Going to FK is like a pilgrimage to worship at the shrine of fabulous fish and impeccable, friendly, swift service. Just looking at the displays makes one drool. Add to that the fact that there is no smell (fresh fish does not smell “fishy”), and you know that this is the real thing: A place where the owners know all about, and love everything, fish.

The Galley is the little restaurant attached to the market. It is a no-frills eatery, squeaky clean, the food comes in Styrofoam containers (that’s the only beef I have with the place, for environmental reasons) and is absolutely out of this world good. Go there, test the Halibut for starters and be reeled in – hook, line and sinker.
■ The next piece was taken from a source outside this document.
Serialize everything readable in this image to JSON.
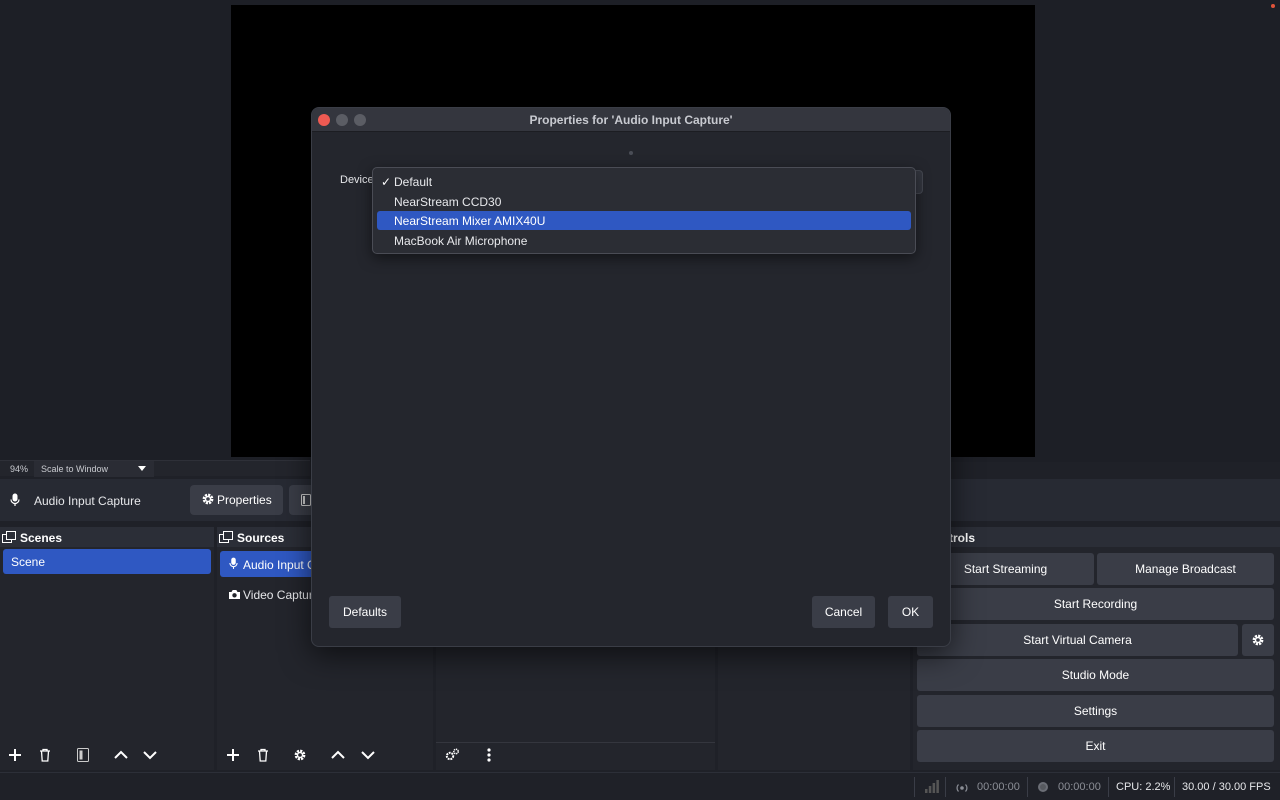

The Trouble With Bambi And Thumper

Many years ago a friend from the US came to visit me in Germany. As a very special treat I took her one evening to a restaurant famous for its delicious and excellent game dishes. However, when I suggested the roasted hare (very yummy), my friend turned slightly green in the face and whispered: “I can’t eat that – it reminds me of Thumper.” A cartoon animal??? I did not even dare to suggest some of the other dishes which involved deer; that might have ended with my friend calling home in tears, sobbing: “They want me to eat Bambi!”

In the end my friend settled for a chicken dish. Apparently there had been no animated movies around with a cute motherless chicken braving the big wild world with the help of some friends.

I remembered this little story while having dinner the other night at Ruth’s Chris Steak House in Pasadena. Yes, they do serve venison; actually, it is the only place I know around here that does. They also know how to handle it, my double cut venison chops were superb and perfectly cooked, a real culinary delight of the first order.


Call me callous and heartless, but I do like Bambi’s mother, especially with blackberry sauce.